A Russian state TV presenter has detailed on air the "perfect weather forecast" for the country's ongoing campaign in Syria in what seems a bizarre excess of support for President Vladimir Putin's new military operation.

The woman said on the state-owned Rossiya 24 news channel that weather-wise "the timing of the air campaign was well chosen", as a giant screen showed a Sukhoi Su-27 fighter jet with the words "flying weather".

"October in Syria is generally a favourable month for flying," the presenter said as the defence ministry's aerial footage of explosions on the Syrian countryside were broadcast as a backdrop. She goes on highlighting the advantages of the weather for the aerial bombings this time of the year, with clear skies, average wind speed of 2.4m and rainfall occurring once every 10 days.

The only downside seems to be the average 13 cloudy days but the presenter notes clouds are generally 4-6km to 6-10km above the ground, which should not affect the warplanes targeting systems.

Russia air strikes Syria weather forecast

Describing a graph with an illustration of a Sukhoi Su-24 fighter jet dropping missiles on an enemy tank, the Russian presenter said planes fly higher than their optimal height – 3-5km – only if they need to avoid anti-aircraft fire. The only threat for the campaign would be sand storms that could delay missions, but they are rare in October.

At the end of September, Putin launched air strikes in Syria which the Kremlin said could last between three to four months against opponents of their ally, embattled President Bashar al-Assad.

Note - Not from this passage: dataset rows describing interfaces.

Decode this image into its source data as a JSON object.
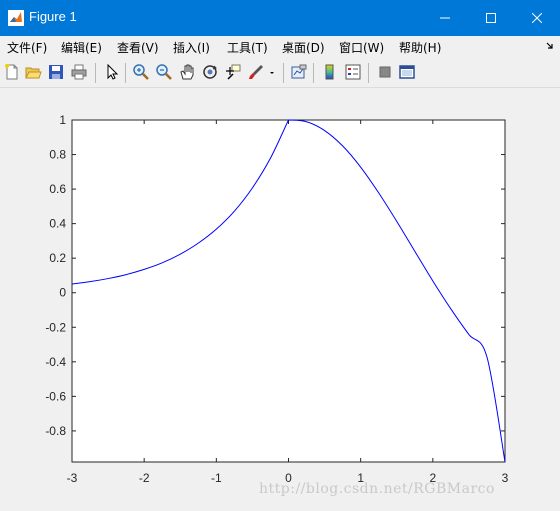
{
  "window": {
    "title": "Figure 1"
  },
  "menu": [
    {
      "label": "文件(F)"
    },
    {
      "label": "编辑(E)"
    },
    {
      "label": "查看(V)"
    },
    {
      "label": "插入(I)"
    },
    {
      "label": "工具(T)"
    },
    {
      "label": "桌面(D)"
    },
    {
      "label": "窗口(W)"
    },
    {
      "label": "帮助(H)"
    }
  ],
  "toolbar_icons": [
    "new-figure-icon",
    "open-file-icon",
    "save-icon",
    "print-icon",
    "pointer-icon",
    "zoom-in-icon",
    "zoom-out-icon",
    "pan-hand-icon",
    "rotate-3d-icon",
    "data-cursor-icon",
    "brush-icon",
    "link-plot-icon",
    "colorbar-icon",
    "legend-icon",
    "hide-plot-tools-icon",
    "show-plot-tools-icon"
  ],
  "chart_data": {
    "type": "line",
    "title": "",
    "xlabel": "",
    "ylabel": "",
    "xlim": [
      -3,
      3
    ],
    "ylim": [
      -0.98,
      1
    ],
    "xticks": [
      -3,
      -2,
      -1,
      0,
      1,
      2,
      3
    ],
    "xtick_labels": [
      "-3",
      "-2",
      "-1",
      "0",
      "1",
      "2",
      "3"
    ],
    "yticks": [
      1,
      0.8,
      0.6,
      0.4,
      0.2,
      0,
      -0.2,
      -0.4,
      -0.6,
      -0.8
    ],
    "ytick_labels": [
      "1",
      "0.8",
      "0.6",
      "0.4",
      "0.2",
      "0",
      "-0.2",
      "-0.4",
      "-0.6",
      "-0.8"
    ],
    "grid": false,
    "series": [
      {
        "color": "#0000ff",
        "x": [
          -3,
          -2.75,
          -2.5,
          -2.25,
          -2,
          -1.75,
          -1.5,
          -1.25,
          -1,
          -0.75,
          -0.5,
          -0.25,
          0,
          0.25,
          0.5,
          0.75,
          1,
          1.25,
          1.5,
          1.75,
          2,
          2.25,
          2.5,
          2.75,
          3
        ],
        "y": [
          0.05,
          0.064,
          0.082,
          0.105,
          0.135,
          0.173,
          0.223,
          0.287,
          0.368,
          0.472,
          0.607,
          0.779,
          1.0,
          0.99,
          0.939,
          0.85,
          0.727,
          0.578,
          0.413,
          0.24,
          0.068,
          -0.094,
          -0.242,
          -0.372,
          -0.98
        ]
      }
    ]
  },
  "watermark": "http://blog.csdn.net/RGBMarco"
}
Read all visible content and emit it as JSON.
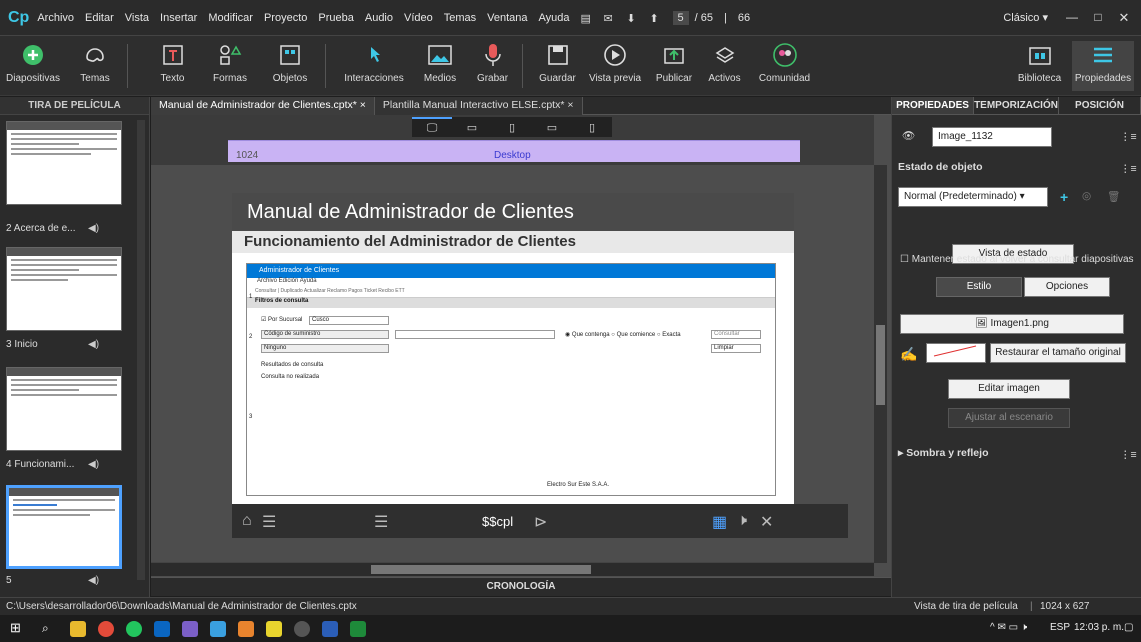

Western officials and activists have questioned the real purpose of Russian campaign in Syria, claiming Putin's real target under cover of assault on Islamic State (Isis) is help Assad reclaim lost territory. Several strikes have hit the Syrian province of Latakia, near the Turkish border, including one that struck near a hospital run by Doctors Without Borders (MSF). Activists on the ground have accused Russian jets of targeting civilians, a claim Russian officials deny.

The Syrian Observatory for Human Rights (SOHR), a UK-based monitoring group, said at least 39 civilians and 14 fighters were killed in four days of Russian raids. Latakia is a stronghold of Assad.